Responsible Waste Disposal

Improper disposal of products down the sink and toilet can lead to clogging within the sewer system. As these products are flushed into the sewer, they accumulate and may cause total blockages which can also lead to sewer back up and flooding, causing property damage.

Not only does this build-up of material put added strain on the wastewater system, it requires more servicing and pump maintenance, becoming costly to both the County and its residents.

To help reduce the occurrence of blockages, all household products must be disposed of appropriately. This includes a variety of items ranging from common flushable and disposable items to cooking waste.

Disposal of common products:

Today’s society uses a large volume of convenient products which are labeled as “flushable”. However, these items are the primary cause of obstructions as they do not fully break down.

Items allowed to be flushed:

  • human waste (urine, feces, vomits)
  • toilet paper

Place these items in your household garbage instead of flushing

  • diapers
  • rags
  • disposable/flushable wipes
  • dental floss o feminine products (including tampons)
  • hair
  • condoms
  • cat litter
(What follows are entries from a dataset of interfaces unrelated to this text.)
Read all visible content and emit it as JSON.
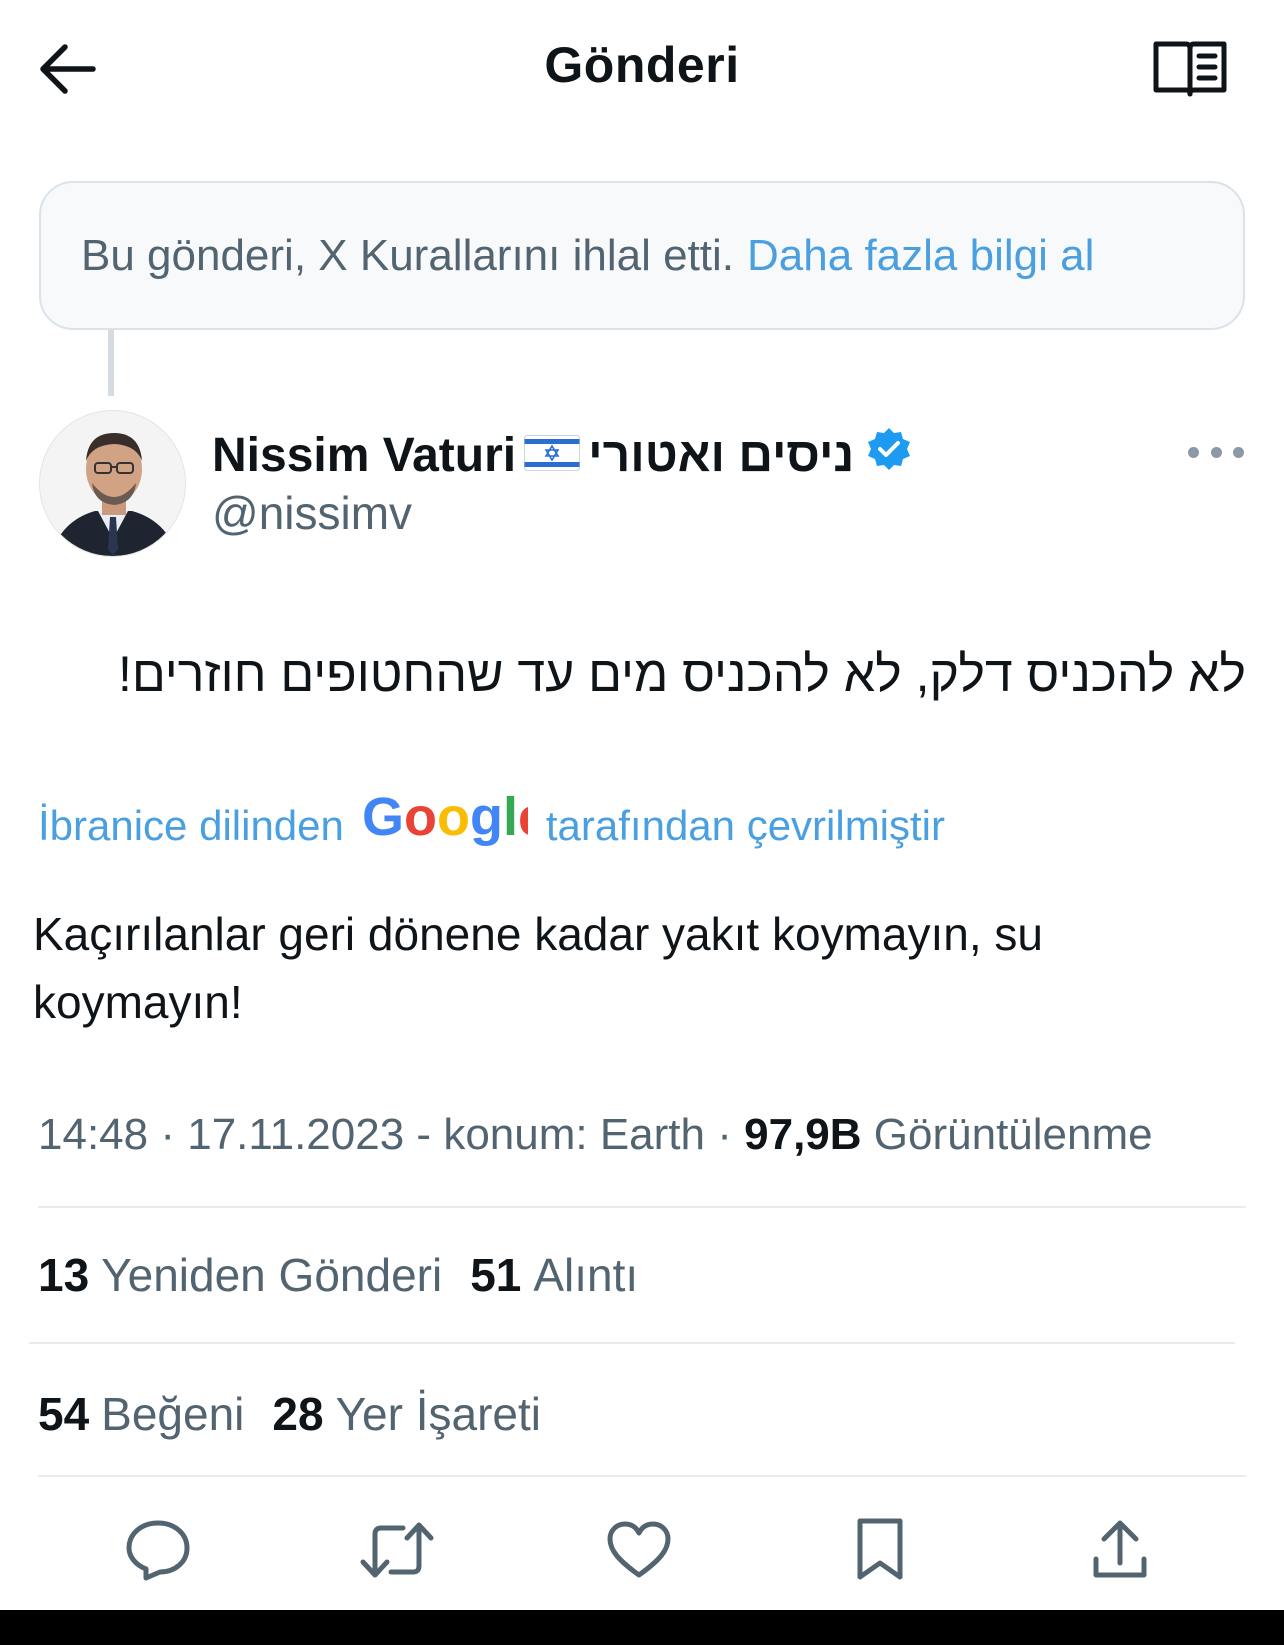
{
  "header": {
    "title": "Gönderi",
    "back_icon": "arrow-left-icon",
    "reader_icon": "book-icon"
  },
  "notice": {
    "text": "Bu gönderi, X Kurallarını ihlal etti.",
    "link": "Daha fazla bilgi al"
  },
  "author": {
    "name": "Nissim Vaturi",
    "flag": "🇮🇱",
    "name_hebrew": "ניסים ואטורי",
    "verified": true,
    "handle": "@nissimv"
  },
  "post": {
    "text_hebrew": "לא להכניס דלק, לא להכניס מים עד שהחטופים חוזרים!",
    "translation_prefix": "İbranice dilinden",
    "translation_brand": "Google",
    "translation_suffix": "tarafından çevrilmiştir",
    "translated_text": "Kaçırılanlar geri dönene kadar yakıt koymayın, su koymayın!",
    "time": "14:48",
    "date": "17.11.2023",
    "location": "konum: Earth",
    "views": "97,9B",
    "views_label": "Görüntülenme"
  },
  "stats": {
    "reposts": "13",
    "reposts_label": "Yeniden Gönderi",
    "quotes": "51",
    "quotes_label": "Alıntı",
    "likes": "54",
    "likes_label": "Beğeni",
    "bookmarks": "28",
    "bookmarks_label": "Yer İşareti"
  },
  "actions": [
    "reply-icon",
    "repost-icon",
    "like-icon",
    "bookmark-icon",
    "share-icon"
  ],
  "colors": {
    "link": "#4a9fe1",
    "secondary_text": "#536471",
    "verified": "#1d9bf0",
    "google_blue": "#4285F4",
    "google_red": "#EA4335",
    "google_yellow": "#FBBC05",
    "google_green": "#34A853"
  }
}
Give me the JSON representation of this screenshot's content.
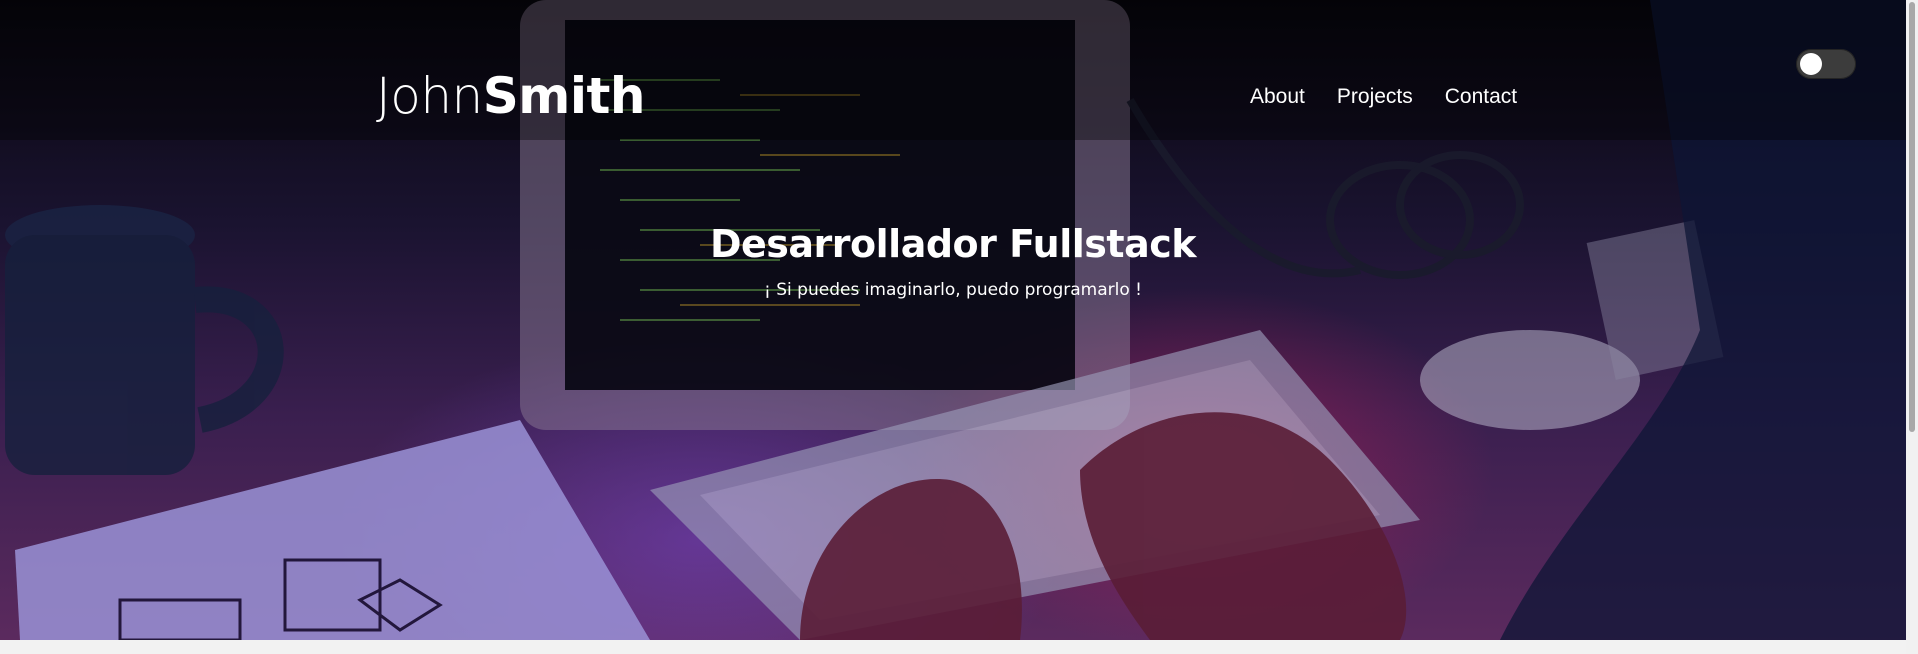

Bring these items to a local Household hazardous waste (HHW) Round up or an Eco Station.  

  • household batteries
  • needles (syringes)       
  • paint/oily rags

Take leftover medications to a pharmacy for disposal.

Disposal of Fats, Oils, and Grease (FOG):

Pouring fats, oils or grease down the drain also contribute to clogging the sewer system. They tend to solidify on both the private property wastewater lines and the main sewer lines. Residents can help prevent clogs from forming by:                              

  • Cooking with vegetable/canola oils (FOGs normally develop from animal fats)
  • Collect FOGs from cooking in old containers, let it solidify and cover with plastic wrap before placing it in the garbage.
  • DO NOT pour FOGS down the drain o Place all food scraps into the garbage and not into the sink o Skim off the solidified fats from cooled liquids
  • Use a scraper to remove FOGs from cookware, utensils, dishes
  • Use paper towels to wipe down work areas as cloth towels collect grease that will eventually enter the sewer system from rinsing and washing

Common FOGS are: Food scraps, meat fats, lard, cooking oil, butter and margarine, sauces and dressings.

Using a Garburator:

Although it seems like there’s nothing a garburator can’t do, not everything should be put down the disposal. It is only meant to help dispose of certain biodegradable food. If used improperly it can be the cause of clogged pipes.

What not to put through the garburator:

  • Rice & Pasta: These foods cannot be broken down small enough and they expand while in contact with water.
  • Grease: Even if the grease is solidified, grinding it into small pieces does not prevent the grease from collecting in pipes.
  • Stringy & Tough-peeled Vegetables: Corn husks, celery stalks, onion skins, lettuce, potatoes, carrots, artichokes etc.
  • Fibers from these foods can tangle and block drains.
  • Coffee Grinds/Egg Shells: These both accumulate in pipes and can cause obstructions
  • Large Amounts of Food: Feed scraps a little at a time with the cold water running. This helps move the food through the pipes

When in doubt, throw it out!